### PROBLEM TO WORK ON
Find the lines holding the string "icon" in the data, then copy all of them.

Excerpts from an interface dataset:
------------------------------------------------------------------------

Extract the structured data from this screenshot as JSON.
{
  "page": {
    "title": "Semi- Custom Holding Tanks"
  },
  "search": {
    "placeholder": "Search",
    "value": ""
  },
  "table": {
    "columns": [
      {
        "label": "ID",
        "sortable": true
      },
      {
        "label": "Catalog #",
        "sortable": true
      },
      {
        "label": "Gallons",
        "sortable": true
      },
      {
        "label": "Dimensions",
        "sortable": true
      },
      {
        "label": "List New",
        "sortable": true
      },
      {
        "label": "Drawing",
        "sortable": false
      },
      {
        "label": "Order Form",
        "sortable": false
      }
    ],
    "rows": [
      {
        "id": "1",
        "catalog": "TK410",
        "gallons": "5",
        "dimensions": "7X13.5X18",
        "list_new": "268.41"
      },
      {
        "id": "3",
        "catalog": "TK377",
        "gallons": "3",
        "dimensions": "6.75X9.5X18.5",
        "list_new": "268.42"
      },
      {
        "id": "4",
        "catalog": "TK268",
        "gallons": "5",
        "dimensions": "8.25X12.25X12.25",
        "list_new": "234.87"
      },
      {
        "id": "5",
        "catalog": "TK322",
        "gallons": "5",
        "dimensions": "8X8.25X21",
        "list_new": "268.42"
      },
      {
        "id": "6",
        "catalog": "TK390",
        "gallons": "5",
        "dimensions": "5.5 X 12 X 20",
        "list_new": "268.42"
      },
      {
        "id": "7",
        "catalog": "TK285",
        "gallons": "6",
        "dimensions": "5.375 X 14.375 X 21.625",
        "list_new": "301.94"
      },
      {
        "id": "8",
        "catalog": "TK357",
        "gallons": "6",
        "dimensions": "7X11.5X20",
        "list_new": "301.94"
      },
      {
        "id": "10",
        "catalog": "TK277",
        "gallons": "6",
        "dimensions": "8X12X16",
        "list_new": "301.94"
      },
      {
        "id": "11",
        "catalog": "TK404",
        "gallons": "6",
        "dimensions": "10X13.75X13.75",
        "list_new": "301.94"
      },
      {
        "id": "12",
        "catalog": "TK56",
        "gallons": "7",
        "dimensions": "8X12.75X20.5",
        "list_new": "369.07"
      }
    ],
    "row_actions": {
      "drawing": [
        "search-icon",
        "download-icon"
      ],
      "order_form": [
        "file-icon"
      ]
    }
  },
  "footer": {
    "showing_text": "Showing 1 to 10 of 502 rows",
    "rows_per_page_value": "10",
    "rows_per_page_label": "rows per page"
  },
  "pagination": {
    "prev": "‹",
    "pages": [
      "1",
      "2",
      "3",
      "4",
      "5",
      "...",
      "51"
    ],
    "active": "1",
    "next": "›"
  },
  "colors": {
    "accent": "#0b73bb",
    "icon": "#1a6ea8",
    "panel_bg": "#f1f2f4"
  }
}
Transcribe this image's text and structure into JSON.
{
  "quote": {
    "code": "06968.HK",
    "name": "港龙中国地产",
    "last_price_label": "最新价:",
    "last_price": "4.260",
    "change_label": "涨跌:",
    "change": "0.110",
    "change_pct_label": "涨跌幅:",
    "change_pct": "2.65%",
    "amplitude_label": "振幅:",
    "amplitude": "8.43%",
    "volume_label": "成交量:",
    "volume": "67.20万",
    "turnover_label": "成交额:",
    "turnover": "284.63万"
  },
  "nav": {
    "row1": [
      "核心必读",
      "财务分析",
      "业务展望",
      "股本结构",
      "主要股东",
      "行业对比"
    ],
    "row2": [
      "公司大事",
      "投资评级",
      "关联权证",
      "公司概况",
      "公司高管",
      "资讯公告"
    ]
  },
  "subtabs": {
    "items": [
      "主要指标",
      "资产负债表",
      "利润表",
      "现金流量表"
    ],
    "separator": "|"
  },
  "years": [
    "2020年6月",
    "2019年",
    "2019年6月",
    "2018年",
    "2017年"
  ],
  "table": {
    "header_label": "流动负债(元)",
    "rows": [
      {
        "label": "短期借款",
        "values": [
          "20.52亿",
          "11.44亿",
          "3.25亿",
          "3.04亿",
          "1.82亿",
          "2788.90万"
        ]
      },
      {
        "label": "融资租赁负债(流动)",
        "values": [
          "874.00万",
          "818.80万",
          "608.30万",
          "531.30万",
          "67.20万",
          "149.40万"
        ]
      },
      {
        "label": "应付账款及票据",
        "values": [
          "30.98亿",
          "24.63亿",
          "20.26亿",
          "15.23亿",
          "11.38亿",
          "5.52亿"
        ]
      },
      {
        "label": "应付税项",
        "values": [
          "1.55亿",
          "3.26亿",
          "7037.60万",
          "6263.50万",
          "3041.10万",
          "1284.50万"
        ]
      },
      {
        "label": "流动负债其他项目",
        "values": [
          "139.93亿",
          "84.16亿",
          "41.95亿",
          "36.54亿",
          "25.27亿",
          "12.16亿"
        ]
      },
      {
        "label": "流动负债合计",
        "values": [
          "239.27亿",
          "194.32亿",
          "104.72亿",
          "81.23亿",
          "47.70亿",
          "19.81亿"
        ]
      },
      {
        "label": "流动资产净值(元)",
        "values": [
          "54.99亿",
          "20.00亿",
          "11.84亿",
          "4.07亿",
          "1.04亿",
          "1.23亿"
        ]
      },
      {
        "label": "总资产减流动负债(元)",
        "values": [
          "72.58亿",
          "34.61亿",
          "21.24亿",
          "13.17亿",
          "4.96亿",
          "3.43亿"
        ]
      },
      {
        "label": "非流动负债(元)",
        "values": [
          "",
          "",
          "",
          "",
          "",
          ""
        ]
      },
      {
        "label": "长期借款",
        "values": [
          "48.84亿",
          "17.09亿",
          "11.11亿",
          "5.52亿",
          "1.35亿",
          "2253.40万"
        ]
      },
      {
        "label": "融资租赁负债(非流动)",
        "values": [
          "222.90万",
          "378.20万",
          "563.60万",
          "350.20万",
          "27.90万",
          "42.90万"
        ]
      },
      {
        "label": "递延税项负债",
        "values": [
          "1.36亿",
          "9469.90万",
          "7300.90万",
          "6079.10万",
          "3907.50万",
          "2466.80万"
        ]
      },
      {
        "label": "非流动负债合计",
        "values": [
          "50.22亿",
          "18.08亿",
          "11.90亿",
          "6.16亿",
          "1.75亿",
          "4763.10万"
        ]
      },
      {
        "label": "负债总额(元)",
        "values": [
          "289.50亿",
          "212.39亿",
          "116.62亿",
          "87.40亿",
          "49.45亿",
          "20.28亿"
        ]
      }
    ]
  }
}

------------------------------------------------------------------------

### RESULT
        "search-icon",
        "download-icon"
        "file-icon"
    "icon": "#1a6ea8",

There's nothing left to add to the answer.